Faust doesn’t couple the Sinfonia concertante here (the mouth waters at the prospect of a future recording of it) but fills the disc with the three extant single-movement pieces Mozart wrote for violin and orchestra: an Adagio and a Rondo from 1776 and another Rondo from 1781, shortly before his break from Salzburg and his freelance decade in Vienna. In the E major Adagio (K261), especially, there is a radiance to her playing that, in a way, brings these standalone works in from the cold, elevating them to the level of the concertos. It’s not all lush sonority, though: Faust’s vibrato-lite tone adds a real sting to sforzandos, while her high-lying passagework is rock-solid in terms of accuracy and intonation, and her unwillingness to play rows of semiquavers as strings of equal notes makes for some piquant inflections. As for the ‘Turkish’ episode in the final concerto, the slapped pizzicatos and astringent spiccatos really add spice to the drama – although even here Faust plays as part of an ensemble, not as a foot-stomping star soloist.
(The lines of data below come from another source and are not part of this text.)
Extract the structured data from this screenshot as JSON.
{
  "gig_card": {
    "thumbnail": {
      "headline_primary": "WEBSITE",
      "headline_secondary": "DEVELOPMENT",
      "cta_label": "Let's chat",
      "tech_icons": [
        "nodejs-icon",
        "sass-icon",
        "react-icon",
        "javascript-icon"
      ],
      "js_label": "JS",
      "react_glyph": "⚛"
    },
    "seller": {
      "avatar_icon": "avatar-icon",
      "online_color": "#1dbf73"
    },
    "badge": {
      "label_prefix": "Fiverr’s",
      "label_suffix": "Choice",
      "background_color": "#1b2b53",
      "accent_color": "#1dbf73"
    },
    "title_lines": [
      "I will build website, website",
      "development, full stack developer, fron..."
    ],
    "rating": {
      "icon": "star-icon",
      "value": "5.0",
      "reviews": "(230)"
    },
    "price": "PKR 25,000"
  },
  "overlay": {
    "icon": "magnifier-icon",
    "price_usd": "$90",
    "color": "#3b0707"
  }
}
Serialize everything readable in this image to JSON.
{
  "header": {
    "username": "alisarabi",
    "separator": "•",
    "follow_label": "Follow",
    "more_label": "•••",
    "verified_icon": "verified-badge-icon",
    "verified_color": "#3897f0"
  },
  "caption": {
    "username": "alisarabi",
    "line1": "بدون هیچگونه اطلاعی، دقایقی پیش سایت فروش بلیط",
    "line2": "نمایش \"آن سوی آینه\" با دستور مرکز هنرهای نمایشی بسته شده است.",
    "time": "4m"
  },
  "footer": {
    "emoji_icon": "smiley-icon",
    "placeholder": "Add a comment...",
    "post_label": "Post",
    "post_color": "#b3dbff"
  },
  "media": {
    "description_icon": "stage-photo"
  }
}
The world is not short of recordings of this music and, in true Gramophone fashion, it must be acknowledged that most listeners will have their favourites from the innumerable classic discs that have appeared over the decades. However, for period instruments, period sensibility and state-of-the-art engineering, you may find yourself hard-pressed to better this thought-provoking and eminently enjoyable cycle.